**ACTION ITEM**
A verbatim copy of the full data, with no pictures, is the expected answer.

**Website and app data records**
++++++++
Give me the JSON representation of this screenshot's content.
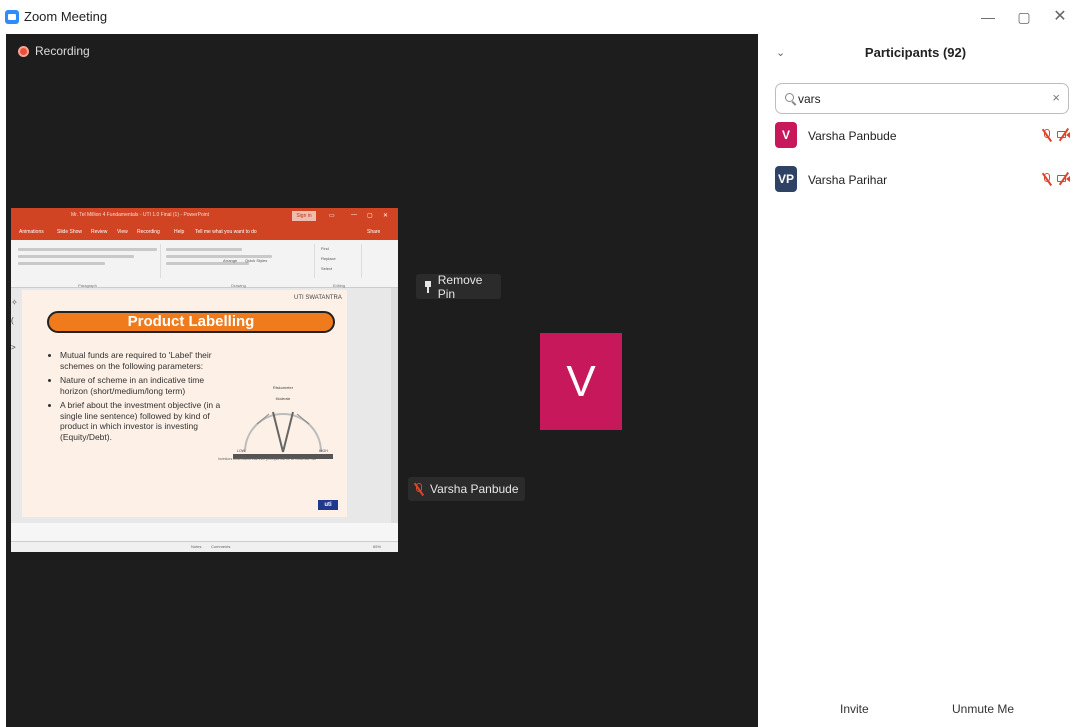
{
  "window": {
    "title": "Zoom Meeting",
    "minimize": "—",
    "maximize": "▢",
    "close": "✕"
  },
  "meeting": {
    "recording_label": "Recording",
    "remove_pin_label": "Remove Pin",
    "speaker_initial": "V",
    "speaker_name": "Varsha Panbude"
  },
  "shared_screen": {
    "ppt_title": "Mr. Tel Million 4 Fundamentals - UTI 1.0 Final (1) - PowerPoint",
    "sign_in": "Sign in",
    "share": "Share",
    "menu": [
      "Animations",
      "Slide Show",
      "Review",
      "View",
      "Recording",
      "Help",
      "Tell me what you want to do"
    ],
    "ribbon_groups": [
      "Paragraph",
      "Drawing",
      "Editing"
    ],
    "ribbon_buttons": [
      "Arrange",
      "Quick Styles",
      "Find",
      "Replace",
      "Select"
    ],
    "slide": {
      "logo": "UTI SWATANTRA",
      "title": "Product Labelling",
      "bullets": [
        "Mutual funds are required to 'Label' their schemes on the following parameters:",
        "Nature of scheme in an indicative time horizon (short/medium/long term)",
        "A brief about the investment objective (in a single line sentence) followed by kind of product in which investor is investing (Equity/Debt)."
      ],
      "meter_title": "Riskometer",
      "meter_mid": "Moderate",
      "meter_low": "LOW",
      "meter_high": "HIGH",
      "meter_caption": "Investors understand that their principal will be at moderate risk",
      "badge": "uti"
    },
    "status": {
      "notes": "Notes",
      "comments": "Comments",
      "zoom": "65%"
    }
  },
  "participants": {
    "title": "Participants (92)",
    "search_value": "vars",
    "list": [
      {
        "initials": "V",
        "name": "Varsha Panbude",
        "color": "#c6185b"
      },
      {
        "initials": "VP",
        "name": "Varsha Parihar",
        "color": "#2e4266"
      }
    ],
    "invite_label": "Invite",
    "unmute_label": "Unmute Me"
  },
  "icons": [
    "zoom-logo-icon",
    "recording-icon",
    "pin-icon",
    "mic-muted-icon",
    "video-muted-icon",
    "search-icon",
    "clear-icon",
    "chevron-down-icon"
  ],
  "colors": {
    "mute_red": "#e2432c",
    "avatar_pink": "#c6185b",
    "avatar_navy": "#2e4266",
    "ppt_orange": "#d04423",
    "slide_banner": "#f07b1d"
  }
}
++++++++
**RESPONSE**
Give me the JSON representation of this screenshot's content.
{
  "window": {
    "title": "Zoom Meeting",
    "minimize": "—",
    "maximize": "▢",
    "close": "✕"
  },
  "meeting": {
    "recording_label": "Recording",
    "remove_pin_label": "Remove Pin",
    "speaker_initial": "V",
    "speaker_name": "Varsha Panbude"
  },
  "shared_screen": {
    "ppt_title": "Mr. Tel Million 4 Fundamentals - UTI 1.0 Final (1) - PowerPoint",
    "sign_in": "Sign in",
    "share": "Share",
    "menu": [
      "Animations",
      "Slide Show",
      "Review",
      "View",
      "Recording",
      "Help",
      "Tell me what you want to do"
    ],
    "ribbon_groups": [
      "Paragraph",
      "Drawing",
      "Editing"
    ],
    "ribbon_buttons": [
      "Arrange",
      "Quick Styles",
      "Find",
      "Replace",
      "Select"
    ],
    "slide": {
      "logo": "UTI SWATANTRA",
      "title": "Product Labelling",
      "bullets": [
        "Mutual funds are required to 'Label' their schemes on the following parameters:",
        "Nature of scheme in an indicative time horizon (short/medium/long term)",
        "A brief about the investment objective (in a single line sentence) followed by kind of product in which investor is investing (Equity/Debt)."
      ],
      "meter_title": "Riskometer",
      "meter_mid": "Moderate",
      "meter_low": "LOW",
      "meter_high": "HIGH",
      "meter_caption": "Investors understand that their principal will be at moderate risk",
      "badge": "uti"
    },
    "status": {
      "notes": "Notes",
      "comments": "Comments",
      "zoom": "65%"
    }
  },
  "participants": {
    "title": "Participants (92)",
    "search_value": "vars",
    "list": [
      {
        "initials": "V",
        "name": "Varsha Panbude",
        "color": "#c6185b"
      },
      {
        "initials": "VP",
        "name": "Varsha Parihar",
        "color": "#2e4266"
      }
    ],
    "invite_label": "Invite",
    "unmute_label": "Unmute Me"
  },
  "icons": [
    "zoom-logo-icon",
    "recording-icon",
    "pin-icon",
    "mic-muted-icon",
    "video-muted-icon",
    "search-icon",
    "clear-icon",
    "chevron-down-icon"
  ],
  "colors": {
    "mute_red": "#e2432c",
    "avatar_pink": "#c6185b",
    "avatar_navy": "#2e4266",
    "ppt_orange": "#d04423",
    "slide_banner": "#f07b1d"
  }
}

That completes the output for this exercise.